COMMENT: Translating science
Even though I found it stultifying, the secondary school I attended was considered quite progressive, largely because students could elect in third year to stream their arts and science education into arts or science.
I couldn’t wait to free myself of math and science. I was fine with basic arithmetic, but when teachers started to trying to tell me that A over B equalled C minus D, my brain short circuited. As for science, in second year I had to switch from biology to physics, because dead frogs in formaldehyde made me vomit.
I wanted to be a writer – even if I hadn’t quite figured out how to make that happen. What possible use would I ever have for chemistry or biology or physics? (Decades later all I can remember of the latter is the law of inertia: A body in motion tends to stay in motion, a body at rest tends to stay at rest. True, that.)
So, off I went with my English and Art and History credentials, eventually landing a job in journalism. How was I to know that years later I’d end up working as a toxics campaigner? Oops.
Persistent. Bioaccumulative. PVC, PCBs, dioxins, furans, other organochlorines, the impact of their manufacture, use and disposal on fish, wildlife and humans. And then there was the emerging study of endocrine disrupting (also known as hormone mimicking) chemicals which alone – or in combination with other chemicals – can alter neural, physical and reproductive functions in all vertebrate species. Blimey. It turned out chemistry and biology might have been useful after all.
Fortunately I had some excellent tutors in my post-secondary science education: scientists like Devra Davis, Sam Epstein and Ana Soto, who were eager to share their findings and eager to find someone like me, capable of translating their work into non-scientific language easily understood by the public.
On one occasion I participated in a radio panel with Peter Myers, co-author of the ground-breaking book Our Stolen Future. Now Pete understood the KISS ( Keep It Simple, Stupid) principle, but this was complicated information and he couldn’t help employing scientific terms and reasoning. So, towards the end of the interview, to ensure the listeners really understood, I said: “Just to make sure I understand this. You’re saying there is every reason to believe that manmade chemicals released into the environment are making us sick, stupid and sterile.” Pete looked at me, grinned and confirmed that this was indeed the case.
After the interview, he told me: “I’ve been trying for years to figure out a way to explain the problem that’s so simple even congressmen can understand. Can I steal your line?” I told him he could, although he should credit my Greenpeace toxics colleague Charlie Cray for it.

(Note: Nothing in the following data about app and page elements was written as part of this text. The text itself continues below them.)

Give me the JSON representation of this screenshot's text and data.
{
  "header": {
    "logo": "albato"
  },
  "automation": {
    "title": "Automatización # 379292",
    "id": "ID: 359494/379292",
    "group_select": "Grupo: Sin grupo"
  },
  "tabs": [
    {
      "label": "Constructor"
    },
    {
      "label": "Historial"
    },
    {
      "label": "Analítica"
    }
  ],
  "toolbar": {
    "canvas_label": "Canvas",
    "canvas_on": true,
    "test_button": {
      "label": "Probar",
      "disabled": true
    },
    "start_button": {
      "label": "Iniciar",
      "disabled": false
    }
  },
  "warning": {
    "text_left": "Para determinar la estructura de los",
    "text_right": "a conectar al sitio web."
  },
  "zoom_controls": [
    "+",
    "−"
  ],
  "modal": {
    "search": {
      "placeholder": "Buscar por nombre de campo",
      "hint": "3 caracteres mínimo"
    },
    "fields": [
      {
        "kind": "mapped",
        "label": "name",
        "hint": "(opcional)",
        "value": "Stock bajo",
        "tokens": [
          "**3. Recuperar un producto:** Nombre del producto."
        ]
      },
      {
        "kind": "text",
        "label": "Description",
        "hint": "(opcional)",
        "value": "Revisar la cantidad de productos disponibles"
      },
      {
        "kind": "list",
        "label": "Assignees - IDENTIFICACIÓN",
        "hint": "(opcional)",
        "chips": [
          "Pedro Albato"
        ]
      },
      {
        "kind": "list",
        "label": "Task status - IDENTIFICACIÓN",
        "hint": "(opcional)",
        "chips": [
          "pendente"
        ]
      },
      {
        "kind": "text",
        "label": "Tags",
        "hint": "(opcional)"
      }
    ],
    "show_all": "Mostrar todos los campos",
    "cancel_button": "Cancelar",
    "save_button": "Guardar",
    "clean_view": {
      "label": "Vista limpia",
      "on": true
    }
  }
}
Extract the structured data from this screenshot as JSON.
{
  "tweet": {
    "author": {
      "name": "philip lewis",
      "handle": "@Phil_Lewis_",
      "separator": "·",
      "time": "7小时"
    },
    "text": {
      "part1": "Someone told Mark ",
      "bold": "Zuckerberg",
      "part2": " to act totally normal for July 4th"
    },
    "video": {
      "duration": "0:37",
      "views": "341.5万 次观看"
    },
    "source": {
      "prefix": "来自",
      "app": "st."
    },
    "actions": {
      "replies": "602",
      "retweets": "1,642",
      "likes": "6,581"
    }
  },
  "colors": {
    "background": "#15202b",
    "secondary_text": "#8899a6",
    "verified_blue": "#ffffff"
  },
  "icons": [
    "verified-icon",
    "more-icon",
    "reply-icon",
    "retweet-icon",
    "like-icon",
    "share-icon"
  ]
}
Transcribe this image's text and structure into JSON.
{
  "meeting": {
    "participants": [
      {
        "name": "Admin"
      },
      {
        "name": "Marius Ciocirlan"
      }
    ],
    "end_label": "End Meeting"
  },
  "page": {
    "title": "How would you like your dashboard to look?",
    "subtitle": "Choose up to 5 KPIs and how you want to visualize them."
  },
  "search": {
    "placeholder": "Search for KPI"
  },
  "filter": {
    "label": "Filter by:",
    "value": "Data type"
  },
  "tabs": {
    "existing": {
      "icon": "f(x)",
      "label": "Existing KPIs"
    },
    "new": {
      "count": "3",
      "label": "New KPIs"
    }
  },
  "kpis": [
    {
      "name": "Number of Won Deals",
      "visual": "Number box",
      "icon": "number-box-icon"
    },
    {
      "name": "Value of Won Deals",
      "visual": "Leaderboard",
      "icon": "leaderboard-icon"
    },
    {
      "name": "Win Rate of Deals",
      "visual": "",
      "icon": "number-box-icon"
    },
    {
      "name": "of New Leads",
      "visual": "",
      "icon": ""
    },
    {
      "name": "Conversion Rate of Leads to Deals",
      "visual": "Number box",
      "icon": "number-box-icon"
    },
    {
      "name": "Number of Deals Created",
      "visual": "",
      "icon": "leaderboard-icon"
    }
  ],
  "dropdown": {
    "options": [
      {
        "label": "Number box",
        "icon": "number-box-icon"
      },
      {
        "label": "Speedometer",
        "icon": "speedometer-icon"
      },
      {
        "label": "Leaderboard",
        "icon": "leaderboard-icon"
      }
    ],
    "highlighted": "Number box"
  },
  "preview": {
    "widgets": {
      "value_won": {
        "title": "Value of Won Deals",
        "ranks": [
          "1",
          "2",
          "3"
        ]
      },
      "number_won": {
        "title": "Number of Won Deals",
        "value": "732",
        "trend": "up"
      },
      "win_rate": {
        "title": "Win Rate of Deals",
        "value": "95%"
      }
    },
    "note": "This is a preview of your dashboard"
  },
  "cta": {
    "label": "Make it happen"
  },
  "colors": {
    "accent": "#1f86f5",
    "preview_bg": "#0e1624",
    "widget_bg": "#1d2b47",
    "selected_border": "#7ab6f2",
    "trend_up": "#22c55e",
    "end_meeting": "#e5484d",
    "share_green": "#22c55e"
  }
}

Pete, along with other scientists I met, returned the favour, helping me understand the caution with which scientists speak. I learnt, for example, that no scientist will ever state anything with 100% certainty. Apparently it goes against the grain.
So, in very non-scientific terms, here are some translations.
When scientists say there is a “possible link” between, say, human activity and changes in global climate patterns, what they are saying is: “Hmm, this looks likely. We should do some more research.”
When scientists move on to a “probable link”, what they’re saying is: “Hey, guys, this is bad. You really should do something about it.”
And when scientists say (as those involved in the Intergovernmental Panel on Climate Change recently did) that they are 95% certain about the link between human activity and global warming, what they’re actually saying is: “Holy shit! Your house is on fire! Why the hell aren’t you calling the fire department?”
What scientists are not saying, as Canada’s new Environment Minister Leona Aglukkaq has suggested, is that the science is still debatable. Or as Natural Resources Minister Joe Oliver claimed earlier this year that the findings are exaggerated.
Now, it’s possible that, like me, both Ministers dropped science in school, so they just don’t get it. Still, despite the Harper government’s sacking and gagging operations, there must still be some government scientists left with whom the Ministers could confer. Perhaps they’ve lost their internal phone directories and don’t know how to contact Environment Canada.
Or perhaps they’re just looking to their future, assuming such a clear lack of curiosity about real answers to important questions will guarantee them a seat in the Senate.
Miranda Holmes is freelance writer and former toxics campaigner.